Thinking about ways of playing better is far cheaper.

Gearheads: Let’s Care More About "Something More Human"

What type of bass do you play? Do you know what the best amp out there is? What’s the best mic for live vs studio? Carbon fiber vs pernambuco bow. What’s better, the Realist, Fishman, Underwood, or …?

It’s good to know how to get a good sound out there, but we shouldn’t spent time on things that are not perceivable to the audience. My wife is not a musician, but she appreciates music and attends concerts with me. I can spend a ton of money on gear and she couldn’t tell the difference.

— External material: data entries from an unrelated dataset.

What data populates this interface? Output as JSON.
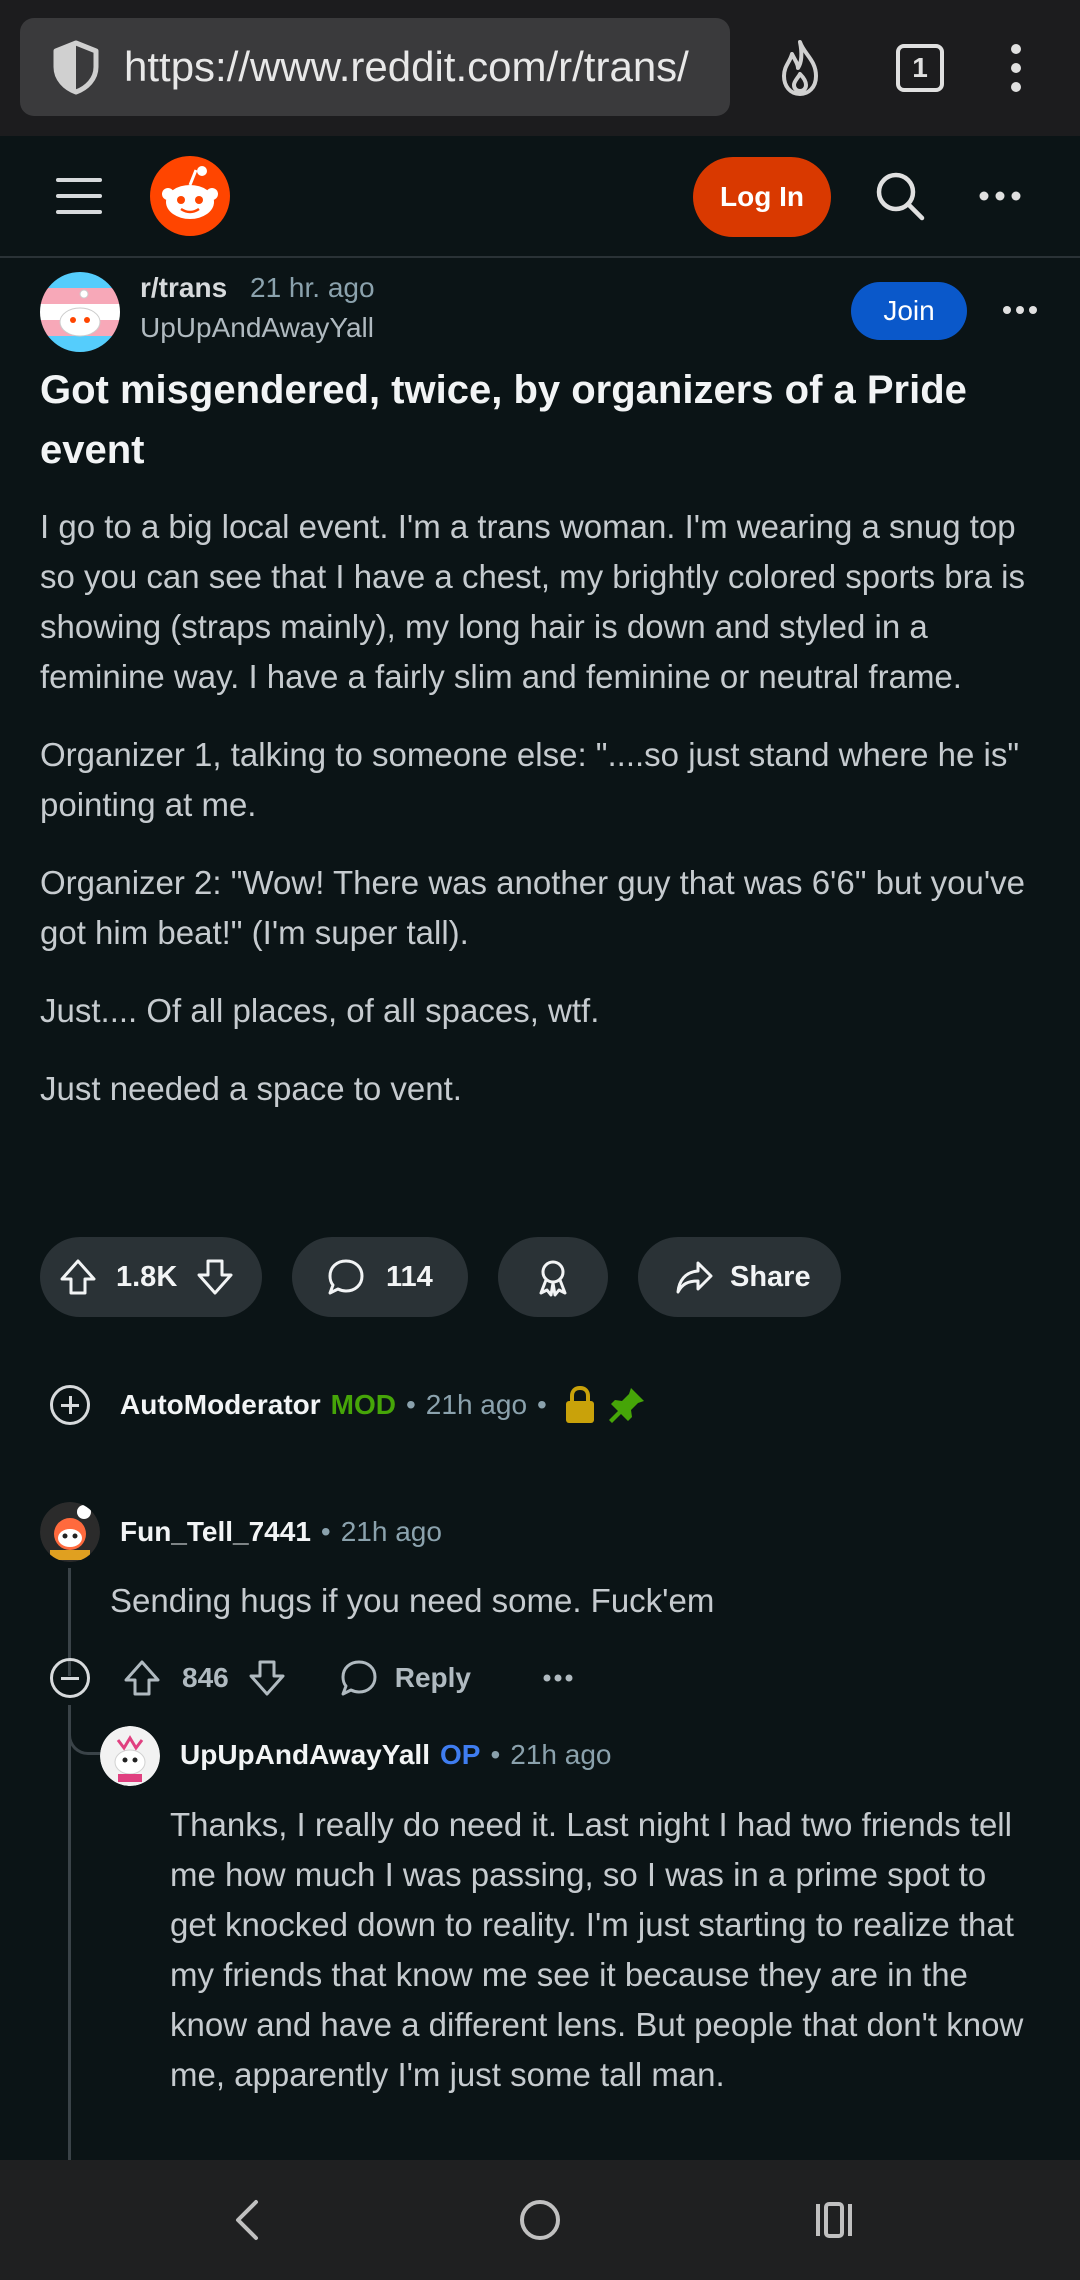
{
  "browser": {
    "url": "https://www.reddit.com/r/trans/",
    "tab_count": "1"
  },
  "header": {
    "login_label": "Log In"
  },
  "post": {
    "subreddit": "r/trans",
    "time": "21 hr. ago",
    "author": "UpUpAndAwayYall",
    "join_label": "Join",
    "title": "Got misgendered, twice, by organizers of a Pride event",
    "paragraphs": [
      "I go to a big local event. I'm a trans woman. I'm wearing a snug top so you can see that I have a chest, my brightly colored sports bra is showing (straps mainly), my long hair is down and styled in a feminine way. I have a fairly slim and feminine or neutral frame.",
      "Organizer 1, talking to someone else: \"....so just stand where he is\" pointing at me.",
      "Organizer 2: \"Wow! There was another guy that was 6'6\" but you've got him beat!\" (I'm super tall).",
      "Just.... Of all places, of all spaces, wtf.",
      "Just needed a space to vent."
    ],
    "votes": "1.8K",
    "comments": "114",
    "share_label": "Share"
  },
  "automod": {
    "name": "AutoModerator",
    "badge": "MOD",
    "time": "21h ago"
  },
  "comment1": {
    "author": "Fun_Tell_7441",
    "time": "21h ago",
    "text": "Sending hugs if you need some. Fuck'em",
    "votes": "846",
    "reply_label": "Reply"
  },
  "reply1": {
    "author": "UpUpAndAwayYall",
    "badge": "OP",
    "time": "21h ago",
    "text": "Thanks, I really do need it. Last night I had two friends tell me how much I was passing, so I was in a prime spot to get knocked down to reality. I'm just starting to realize that my friends that know me see it because they are in the know and have a different lens. But people that don't know me, apparently I'm just some tall man."
  },
  "colors": {
    "background": "#0b1416",
    "reddit_orange": "#d93900",
    "join_blue": "#0a58ca",
    "mod_green": "#46a508",
    "op_blue": "#3f7df0"
  }
}
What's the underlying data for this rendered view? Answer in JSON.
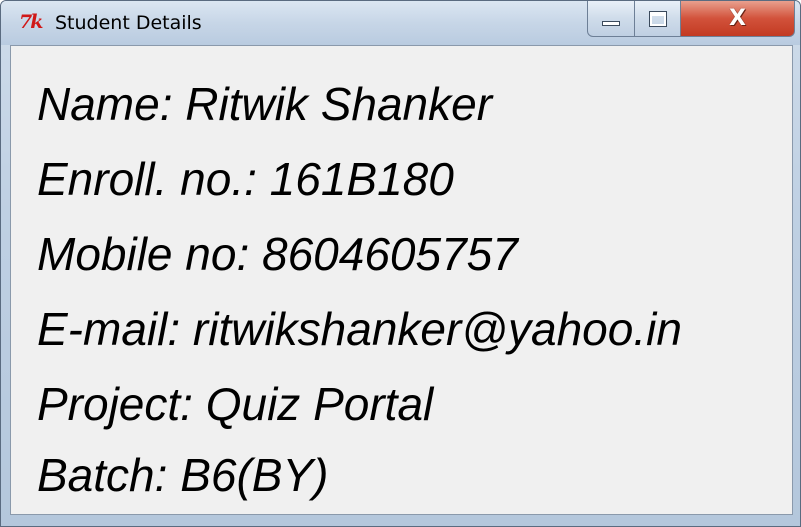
{
  "window": {
    "title": "Student Details",
    "icon": "tk-feather-icon",
    "icon_text": "7k",
    "controls": {
      "minimize_icon": "minimize-icon",
      "maximize_icon": "maximize-icon",
      "close_icon": "close-icon",
      "close_glyph": "X"
    }
  },
  "details": [
    {
      "text": "Name: Ritwik Shanker"
    },
    {
      "text": "Enroll. no.: 161B180"
    },
    {
      "text": "Mobile no: 8604605757"
    },
    {
      "text": "E-mail: ritwikshanker@yahoo.in"
    },
    {
      "text": "Project: Quiz Portal"
    },
    {
      "text": "Batch: B6(BY)"
    }
  ],
  "colors": {
    "icon_red": "#d01818",
    "close_red": "#c23a22",
    "client_bg": "#f0f0f0"
  }
}
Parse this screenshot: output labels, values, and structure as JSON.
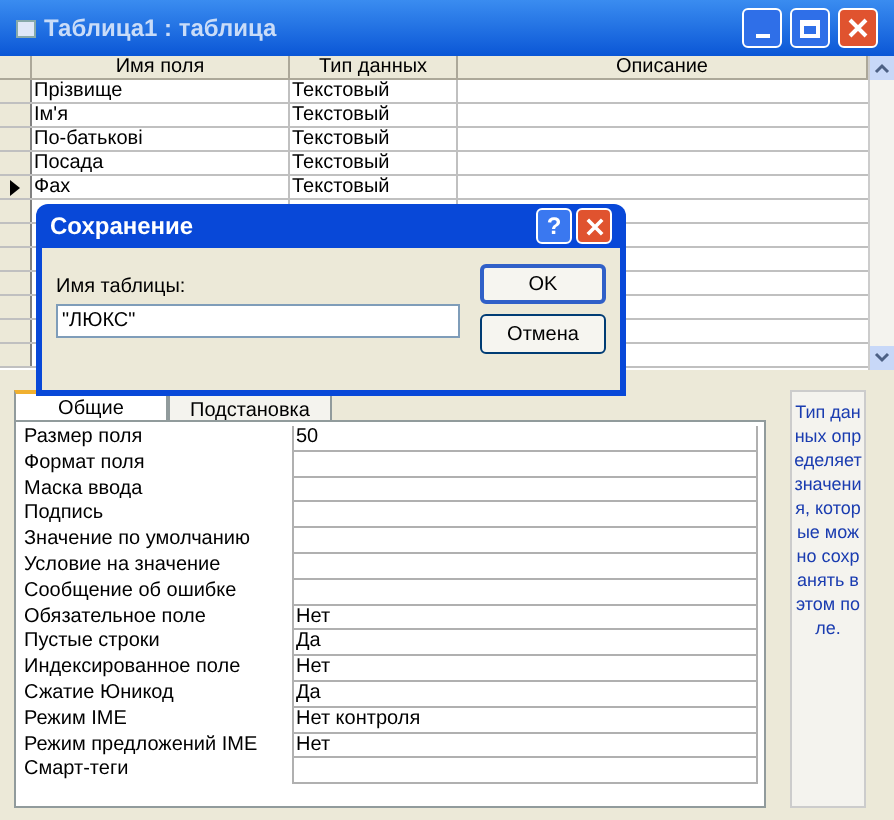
{
  "window": {
    "title": "Таблица1 : таблица"
  },
  "grid": {
    "columns": [
      "Имя поля",
      "Тип данных",
      "Описание"
    ],
    "rows": [
      {
        "name": "Прізвище",
        "type": "Текстовый",
        "selected": false
      },
      {
        "name": "Ім'я",
        "type": "Текстовый",
        "selected": false
      },
      {
        "name": "По-батькові",
        "type": "Текстовый",
        "selected": false
      },
      {
        "name": "Посада",
        "type": "Текстовый",
        "selected": false
      },
      {
        "name": "Фах",
        "type": "Текстовый",
        "selected": true
      }
    ]
  },
  "tabs": [
    {
      "label": "Общие",
      "selected": true
    },
    {
      "label": "Подстановка",
      "selected": false
    }
  ],
  "properties": [
    {
      "label": "Размер поля",
      "value": "50"
    },
    {
      "label": "Формат поля"
    },
    {
      "label": "Маска ввода"
    },
    {
      "label": "Подпись"
    },
    {
      "label": "Значение по умолчанию"
    },
    {
      "label": "Условие на значение"
    },
    {
      "label": "Сообщение об ошибке"
    },
    {
      "label": "Обязательное поле",
      "value": "Нет"
    },
    {
      "label": "Пустые строки",
      "value": "Да"
    },
    {
      "label": "Индексированное поле",
      "value": "Нет"
    },
    {
      "label": "Сжатие Юникод",
      "value": "Да"
    },
    {
      "label": "Режим IME",
      "value": "Нет контроля"
    },
    {
      "label": "Режим предложений IME",
      "value": "Нет"
    },
    {
      "label": "Смарт-теги"
    }
  ],
  "help": "Тип данных определяет значения, которые можно сохранять в этом поле.",
  "dialog": {
    "title": "Сохранение",
    "help_button": "?",
    "label": "Имя таблицы:",
    "value": "\"ЛЮКС\"",
    "buttons": [
      "OK",
      "Отмена"
    ]
  }
}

She can however, easily spot a good musician or performance from a mediocre or bad one.

At a certain point, are we taking away from developing as a musician by spending time studying up and talking about gear? As a whole, we’re not as bad as guitarists by a long shot, but we do get caught up in all of that “stuff”. But at the end of the day, we don’t want to be gearheads. How many us know guitarists that talk all day about guitars, but have thought to ourselves, “if you knew as much about music as you do about gear, you’d be the Yo-Yo Ma of guitar.” To add more flavor to that analogy, here’s a past article about Yo-Yo Ma’s perspective on his highly coveted $2.5 Million US Dollar cello.

Even while Yo-Yo Ma is playing on a grand and majestic Italian cello, worth
millions and with a distinguished pedigree, secretly he is hoping you won’t
notice it at all. “My personal goal is to transcend the instrument,” he says, so
that when you listen, it’s about the music.

Of course, if you do want to transcend your instrument, it helps to have
access to a really, really good one. Or two. When Ma tears into the Lalo Cello
Concerto with the Boston Symphony Orchestra at Tanglewood this afternoon, he’ll
be playing on a cello made in 1733 by the Venetian master luthier Domenico
Montagnana that is valued at about $2.5 million. He also performs on the
so-called Davidoff Stradivarius. Named for a former owner, it was also played by
the legendary British cellist Jacqueline du Pre (the instrument is now owned by
a group of investors; the Montagnana belongs to Ma). He calls the Strad
“innately gorgeous,” with an extremely refined sound, but says it is not as
forceful or versatile as the Montagnana, which he can use for rough-and-tumble
modern works as well as pieces from the standard cello repertoire. “You can ask
a lot of it and it keeps giving,” Ma says.

The Montagnana’s secret weapon is its powerhouse C string, the
lowest-pitched of the instrument’s four strings. Its sound and color are what
attracted Ma to begin with. He grew up with two violinists and a soprano in his
family, so he was “heavily into hearing treble,” he says. Ma chose the
Montagnana in the 1980s precisely because its strength was its bass.
But Ma
doesn’t get mystical about this cello, or speak, as some musicians do, about the
instrument as an extension of his soul. “It’s an object – a great object, an
artistic object – that you build a relationship with,” he says, “but if you’re
going to care about something, I want to care about something that’s
human.”

That said, a bit more fetishizing of his instrument might have come in
handy that infamous fall day in 1999 when Ma stepped out of a taxi on 55th
Street in Manhattan and left the Montagnana in the car’s trunk. Some three hours
later, after much hand-wringing and an intensive search effort that involved the
New York City Police Department, the cello was safely recovered in Queens – in
the trunk of the taxi. “I was just really absent-minded that day,” Ma says. “The
sad thing is that when my daughter loses something, and I look at her and say,
‘You can’t do that,’ she looks at me and says, ‘I come by it honestly.’ And
there’s very little I can say!”

Boston Globe 8/3/2008